A Better Way. To safeguard the flow of global maritime commerce, the United States needs to expand Coast Guard capabilities, improve the sharing and use of commercial information, and enhance international cooperation. Specifically, Congress should:
Expand the Coast Guard's International Port Assistance Program.
Focus on specific shipments that indicate a reason for suspicion by cultivating better information sharing between the public and private sectors. This approach would allow more efficient allocation of resources and effort by pinpointing suspect shipments rather than trying to screen all containers, most of which pose no threat.
Separate the intelligence and compliance functions of Customs and Border Protection and combine intelligence and data collection into a single, focused authority at a high level elsewhere in the Department of Homeland Security.
Require the Departments of Defense and Homeland Security to sponsor joint operations and intelligence fusion centers.
Aggressively fund and implement the Coast Guard's Integrated Deepwater System to accelerate completion to within 10 years to 15 years.
Restructure U.S. assistance programs. Congress should begin to address this issue by requiring the Government Accountability Office to inventory and assess the effectiveness of the various U.S. programs and their international counterparts.
Conclusion. The better answer to the nuke-in-a-box scenario, as well as more likely threats, is to increase efforts to interdict potential dangers before they reach the ports and to use the best and broadest possible intelligence generated from commercial and government information. In this regard, security measures should focus on building capabilities that address a broad range of dangers rather than fixating on a few "Tom Clancy" scenarios.
Closing the real gaps in U.S. maritime security means focusing the government on stopping terrorists and criminals and focusing the private sector on sensible, reasonable, transparent, and uniform action that will enhance the security of the global supply chain.

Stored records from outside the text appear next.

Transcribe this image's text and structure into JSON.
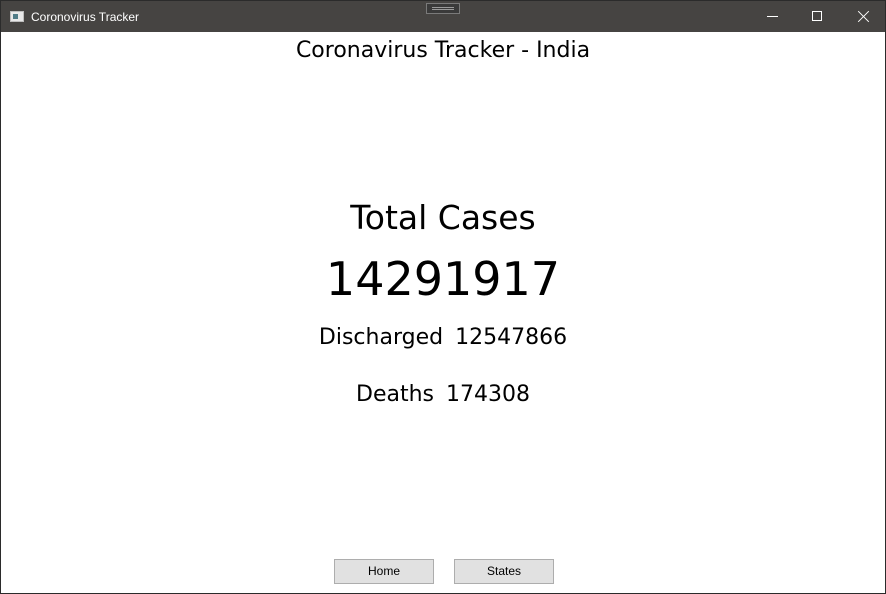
{
  "window": {
    "title": "Coronovirus Tracker"
  },
  "main": {
    "heading": "Coronavirus Tracker - India",
    "total_label": "Total Cases",
    "total_value": "14291917",
    "discharged_label": "Discharged",
    "discharged_value": "12547866",
    "deaths_label": "Deaths",
    "deaths_value": "174308"
  },
  "buttons": {
    "home": "Home",
    "states": "States"
  },
  "icons": {
    "app": "app-window-icon",
    "minimize": "minimize-icon",
    "maximize": "maximize-icon",
    "close": "close-icon"
  },
  "colors": {
    "titlebar": "#464442",
    "background": "#ffffff",
    "button": "#e1e1e1",
    "button_border": "#adadad"
  }
}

Much can be done to improve maritime security without placing undue burdens on maritime commerce.
Alane Kochems is a Policy Analyst for National Security and James Jay Carafano, Ph.D., is Senior Research Fellow for National Security and Homeland Security in the Douglas and Sarah Allison Center for Foreign Policy Studies, a division of the Kathryn and Shelby Cullom Davis Institute for International Studies, at The Heritage Foundation.